Professor Marshall Sklare of the Brandeis Department of Contemporary Jewish Studies was one of the American scholars denied a visa. He read the paper intended for the symposium at Harvard instead, at a December meeting of the Jewish Council of Greater Boston held in response to the Soviet action. President Bernstein presented a resolution protesting the cancellation to the Council, which also resolved to urge American scientific societies to refuse further academic exchanges with Soviet scholars.

Sparked by the imprisonment of Natan (Anatoly) Sharansky as a “refusnik” (a Soviet Jew determined to oppose Russian bureaucracy and apply for emigration to Israel), a group of American students organized the Student Council for Soviet Jewry, a student lobby in Washington DC. With the assistance of Brandeis Hillel, SCSJ continued to organize the Soviet Jewry Lobby for approximately 10 years until their work and the work of thousands of others pressured the USSR into opening its gates and allowing Jews to emigrate to Israel. At its height in the mid-80s, SCSJ mobilized 700 students from across the U.S. for 36 hours of lectures, workshops, speakers and lobbying on behalf of Soviet Jews.

—Ora Gladstone
Associate Director, Hillel Foundation;

Angela Davis Returns

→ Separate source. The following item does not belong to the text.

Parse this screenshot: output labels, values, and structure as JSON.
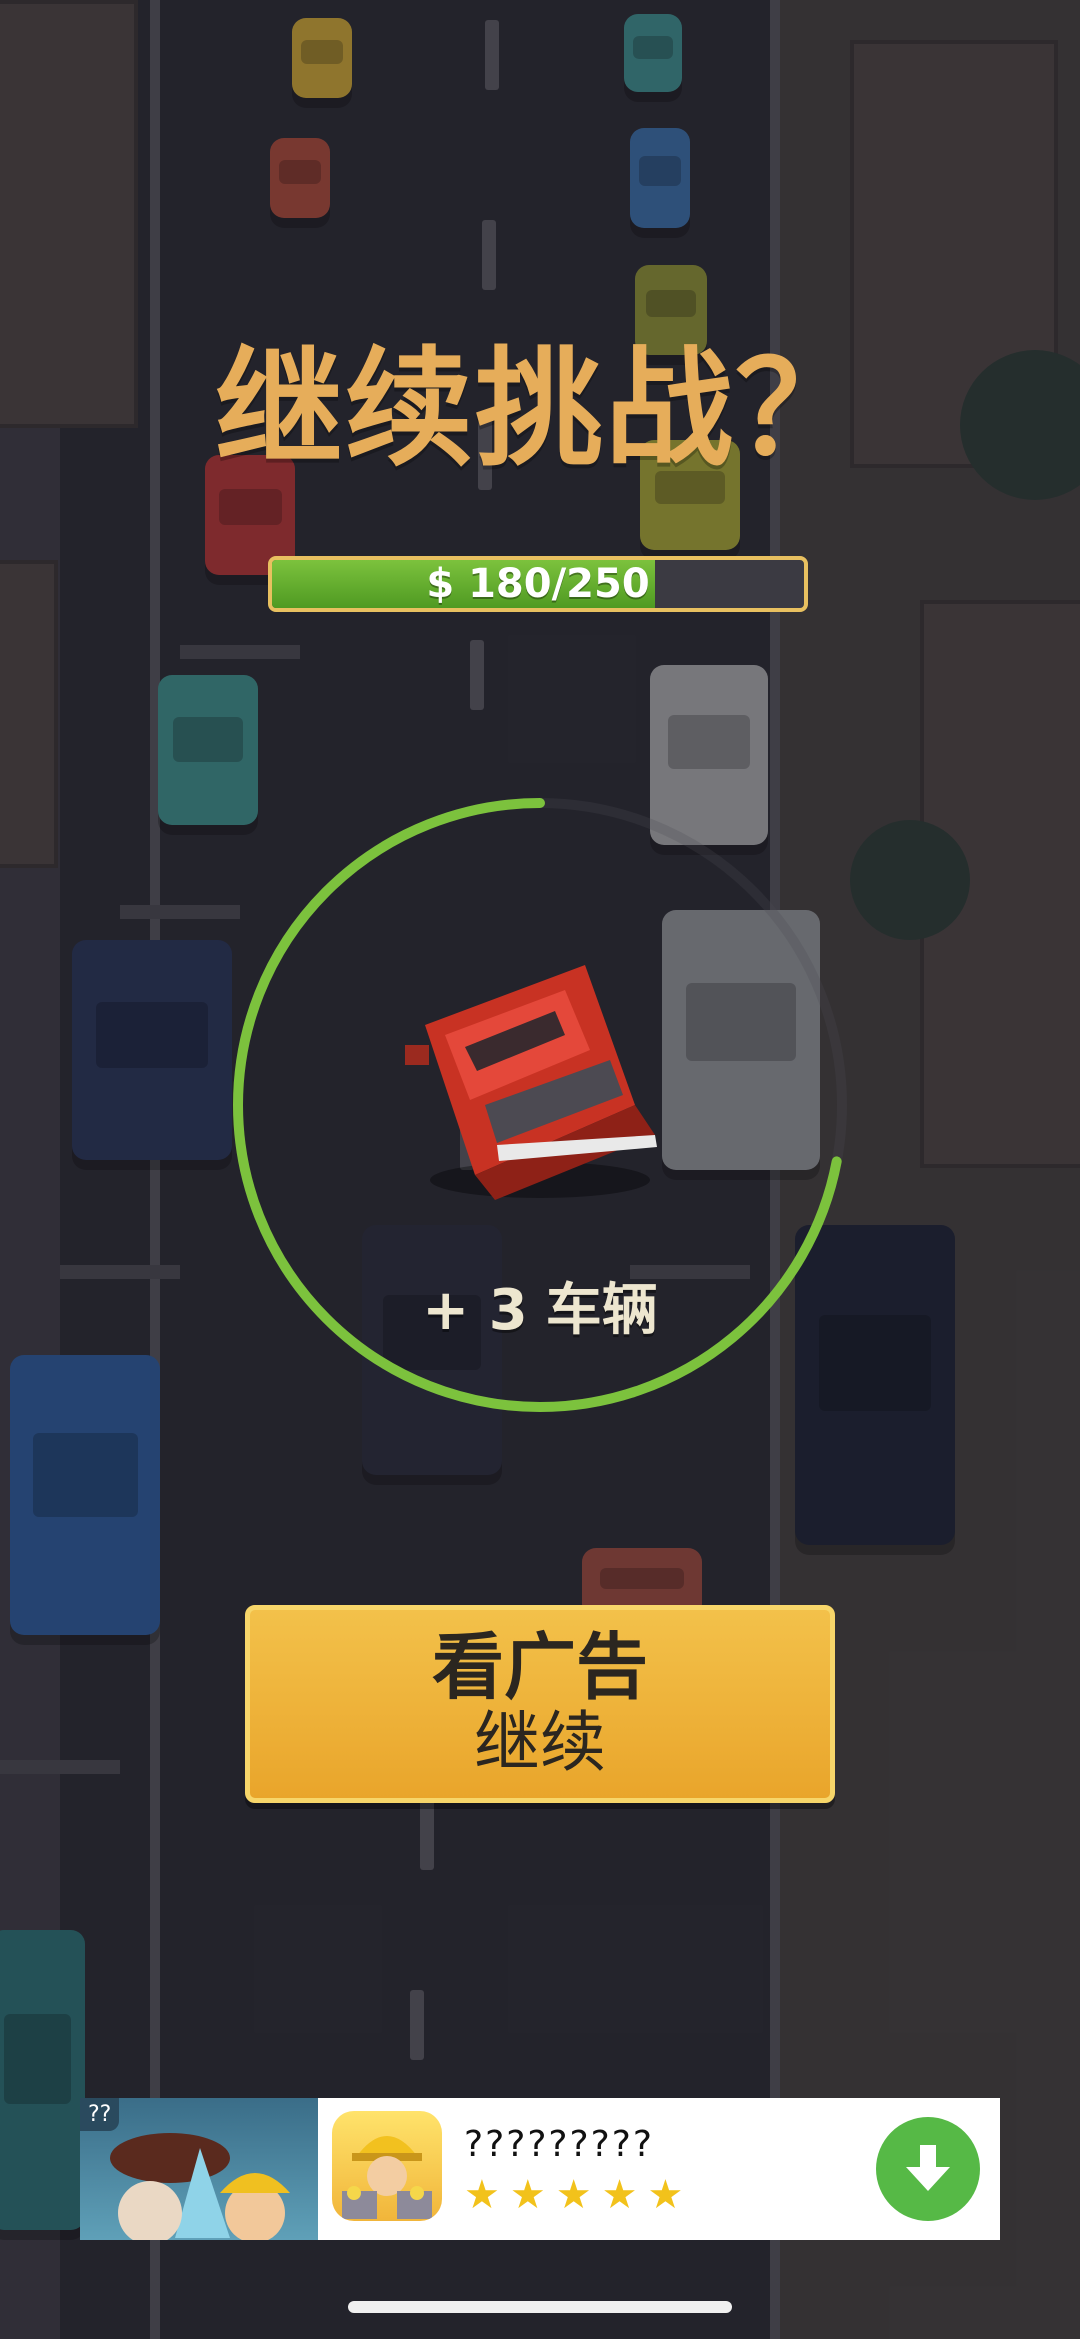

Angela Davis, ’65 returned to her alma mater to speak before an enthusiastic crowd of over 900. Brandeis students warmly received her lecture, an impassioned condemnation of the use of the criminal justice system as a tool of racist oppression. But when white students were excluded from a reception held in her honor that evening, warm feelings quickly cooled.